Many years ago I wrote a book entitled, Climbing Your Best. It was a guide to assess your strengths and discover your weaknesses. The book then gives you tools to develop a training plan to improve your performance. As soon as that book was being published, I knew there were pieces missing. What piece? The book talks about strength and flexibility, technique, but what it doesn’t go into great detail about is goal setting, mental training and uncovering mental weaknesses. It doesn’t go into a great depth of how to work with these elements.
Over the number of years since the publication of that book, the area of mental training has been primary for me. Yes, I still work with a lot of folks no the strength and technique side of the equation, but in my own experience have noticed how essential ongoing growth in my mental emotional landscape is to actually finding fulfillment with climbing.
The industry promotes a particular idea of what being a “great” climber means. What being a “good” climber means. Then there are all the average climbers. And if I asked you what you thought a great climber is or who a great climber is, you would probably start naming the names of people who have completed amazing feats… you would consider the Tommy Caldwell and perhaps Alex Honnold even though you personally are quite happy sticking to the short boulder problems you do and you do not necessarily ever want to go and free solo anything longer than fifteen feet.
Here’s the problem… what these climbers love doing, what the industry finds attractive, may not be what you find amazing about climbing. If you chase the industry dreams, you may end up less happy. Let me tell you my story.
It’s a number of years ago and my partner and I were sponsored by a couple of climbing companies. We were sponsored to influence clients and gyms to buy products from the company by being good ambassadors in the industry. The sponsorship consisted of product we could use personally. In our most recent contract negotiation, my partner was offered money to climb a particular route. Success on this route would mean our car insurance would be paid for the year. Not substantial money, but more than we were getting from that company.
My partner was frustrated. The sequence seemed more than challenging. It seemed confounding. The wind was whipping around him and the stick clip he had left on the bolt below would whip up and hit his foot occasionally. Hours ticked by for him and his efforts seemed more and more reckless.
Finally he came down, we lowered to the dogs and made our way back to the car. He hadn’t enjoyed anything about the route, the experience. Still, we rested and went back another day. This second experience was no better. More wind, more discomfort. I fortunately did not have to belay, I managed to take the dogs and have a better experience for both of us. Climbing this route would be work, and not the kind of enjoyable inspired route we as climbers seek. It was going to be something he did because he had to do it.
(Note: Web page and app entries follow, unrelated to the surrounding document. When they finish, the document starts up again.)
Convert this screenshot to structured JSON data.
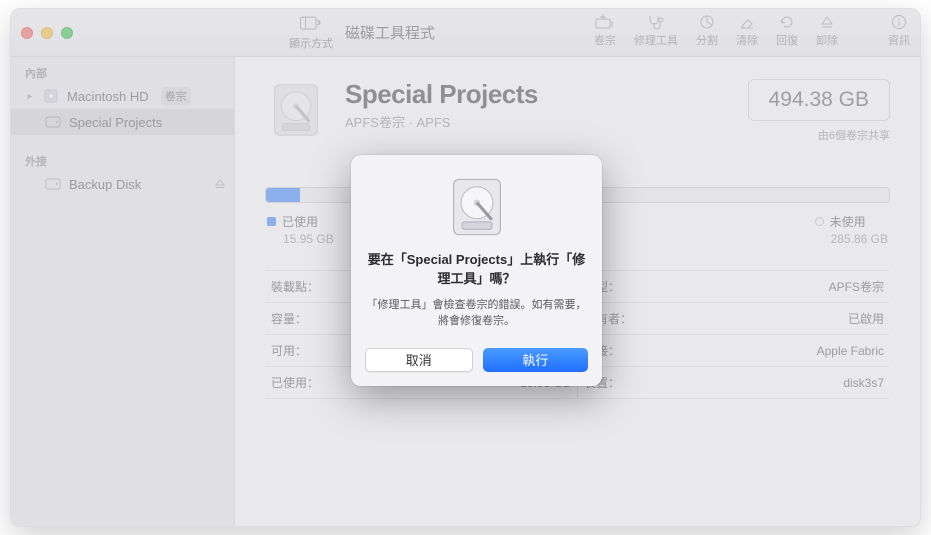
{
  "app": {
    "title": "磁碟工具程式",
    "view_mode_label": "顯示方式"
  },
  "toolbar": {
    "items": [
      {
        "label": "卷宗"
      },
      {
        "label": "修理工具"
      },
      {
        "label": "分割"
      },
      {
        "label": "清除"
      },
      {
        "label": "回復"
      },
      {
        "label": "卸除"
      }
    ],
    "info_label": "資訊"
  },
  "sidebar": {
    "internal_label": "內部",
    "external_label": "外接",
    "items": [
      {
        "name": "Macintosh HD",
        "badge": "卷宗"
      },
      {
        "name": "Special Projects"
      }
    ],
    "external_items": [
      {
        "name": "Backup Disk"
      }
    ]
  },
  "volume": {
    "name": "Special Projects",
    "subtype": "APFS卷宗 · APFS",
    "capacity": "494.38 GB",
    "shared_note": "由6個卷宗共享",
    "used_label": "已使用",
    "used_value": "15.95 GB",
    "free_label": "未使用",
    "free_value": "285.86 GB"
  },
  "info_rows": [
    {
      "l_label": "裝載點：",
      "l_value": "",
      "r_label": "類型：",
      "r_value": "APFS卷宗"
    },
    {
      "l_label": "容量：",
      "l_value": "",
      "r_label": "擁有者：",
      "r_value": "已啟用"
    },
    {
      "l_label": "可用：",
      "l_value": "",
      "r_label": "連接：",
      "r_value": "Apple Fabric"
    },
    {
      "l_label": "已使用：",
      "l_value": "15.95 GB",
      "r_label": "裝置：",
      "r_value": "disk3s7"
    }
  ],
  "dialog": {
    "title": "要在「Special Projects」上執行「修理工具」嗎？",
    "body": "「修理工具」會檢查卷宗的錯誤。如有需要，將會修復卷宗。",
    "cancel": "取消",
    "run": "執行"
  }
}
As we discussed this, I said, we have never climbed for money. In fact, we have had little to no foreseeable money and still chosen our commitment to climbing because we love it. If you don’t love climbing this route, then we should just move onto something you do want to climb. That’s what we did. You see we didn’t sleep in a van because it was comfortable and fun. We slept in a van because it meant we could go climbing. It reduced the need to work, to make money. To climb to make money was not congruent with our WHY for climbing. The intention in this situation was not the pursuit of an experience, it was for money. And that intention was only creating dis-ease with the experience.
Understanding your WHY is important when goal setting because it is very easy to take on the industry why or your climbing partners’ why. So how do you figure out your why? Answer the following questions and you may begin to see what you value.
Consider the following words and when a word resonates, provokes a positive response, circle it. If another word comes into your mind, then write it down.
There are many more possible words, so if you did think of something that is not here write it down. If you have more than five words, see if they fit together. For example, nature and outside are similar, or adventure and exploration may be considered alike. List the like words together and then select the one that resonates the most for you. Continue until you have no more than three key words. These three words can be considered you key values. These are the words that must be aligned with your choices and actions.
This exercise is one piece of many pieces you may find helpful in discovering the motivations in your choices. And remember, so many things you do each day are a choice, aligned or misaligned.
Looking for more… connect and we can discuss.